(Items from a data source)
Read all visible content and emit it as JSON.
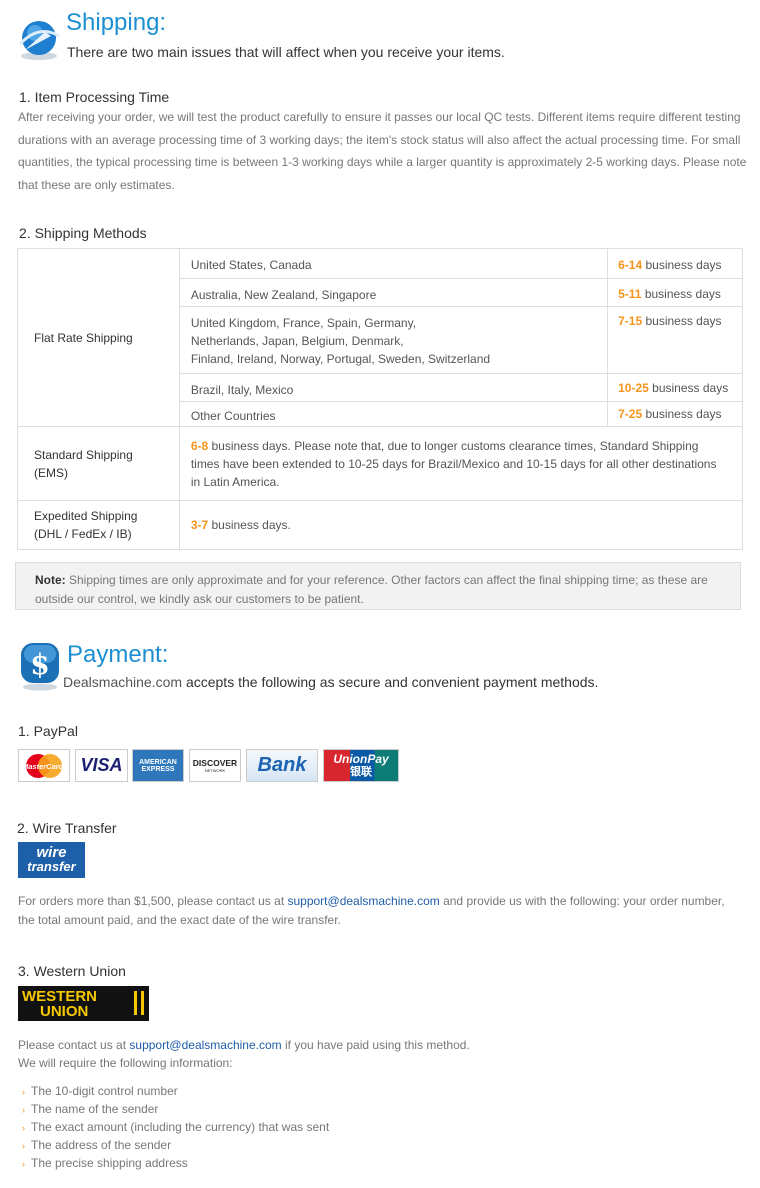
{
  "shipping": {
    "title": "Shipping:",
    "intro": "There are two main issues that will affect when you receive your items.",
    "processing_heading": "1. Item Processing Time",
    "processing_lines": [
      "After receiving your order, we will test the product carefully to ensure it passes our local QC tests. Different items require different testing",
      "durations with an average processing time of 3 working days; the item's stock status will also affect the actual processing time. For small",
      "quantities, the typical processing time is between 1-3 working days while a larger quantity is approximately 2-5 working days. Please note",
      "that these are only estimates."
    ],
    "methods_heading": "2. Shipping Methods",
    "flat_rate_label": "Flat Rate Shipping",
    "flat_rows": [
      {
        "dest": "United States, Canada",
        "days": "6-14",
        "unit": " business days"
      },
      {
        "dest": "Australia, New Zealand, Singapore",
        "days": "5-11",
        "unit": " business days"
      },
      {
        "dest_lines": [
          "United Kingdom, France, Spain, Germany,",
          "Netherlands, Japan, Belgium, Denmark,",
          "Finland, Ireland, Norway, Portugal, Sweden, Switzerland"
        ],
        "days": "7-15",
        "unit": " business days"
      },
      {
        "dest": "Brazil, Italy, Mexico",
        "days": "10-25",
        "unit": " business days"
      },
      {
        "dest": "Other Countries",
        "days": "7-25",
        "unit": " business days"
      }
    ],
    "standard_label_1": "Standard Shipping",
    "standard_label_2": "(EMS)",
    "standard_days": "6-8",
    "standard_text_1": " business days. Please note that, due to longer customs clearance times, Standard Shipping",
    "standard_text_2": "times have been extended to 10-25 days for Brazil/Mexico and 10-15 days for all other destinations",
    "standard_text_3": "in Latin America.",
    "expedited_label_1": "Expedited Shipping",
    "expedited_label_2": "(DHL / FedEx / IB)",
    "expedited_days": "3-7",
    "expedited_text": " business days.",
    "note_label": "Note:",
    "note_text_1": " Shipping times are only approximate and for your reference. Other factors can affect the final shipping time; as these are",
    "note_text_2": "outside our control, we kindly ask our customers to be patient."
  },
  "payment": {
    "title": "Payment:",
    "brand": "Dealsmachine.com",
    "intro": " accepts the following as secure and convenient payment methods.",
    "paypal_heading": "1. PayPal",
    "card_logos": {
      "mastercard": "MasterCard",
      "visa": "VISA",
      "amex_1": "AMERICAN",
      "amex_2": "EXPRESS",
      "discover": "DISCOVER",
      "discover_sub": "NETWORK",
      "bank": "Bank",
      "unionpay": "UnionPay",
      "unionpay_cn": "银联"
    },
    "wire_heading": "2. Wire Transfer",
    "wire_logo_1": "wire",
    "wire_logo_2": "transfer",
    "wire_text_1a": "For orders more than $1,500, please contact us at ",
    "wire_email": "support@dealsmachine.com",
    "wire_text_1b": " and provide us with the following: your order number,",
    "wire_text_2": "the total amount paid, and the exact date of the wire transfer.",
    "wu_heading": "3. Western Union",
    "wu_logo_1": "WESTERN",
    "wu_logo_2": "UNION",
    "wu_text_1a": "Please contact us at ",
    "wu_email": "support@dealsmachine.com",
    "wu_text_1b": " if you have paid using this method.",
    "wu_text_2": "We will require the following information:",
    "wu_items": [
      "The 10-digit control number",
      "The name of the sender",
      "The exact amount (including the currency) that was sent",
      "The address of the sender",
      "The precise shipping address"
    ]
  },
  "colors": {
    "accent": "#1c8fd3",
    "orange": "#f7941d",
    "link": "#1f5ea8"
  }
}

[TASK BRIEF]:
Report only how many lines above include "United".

[TASK OUTPUT]:
2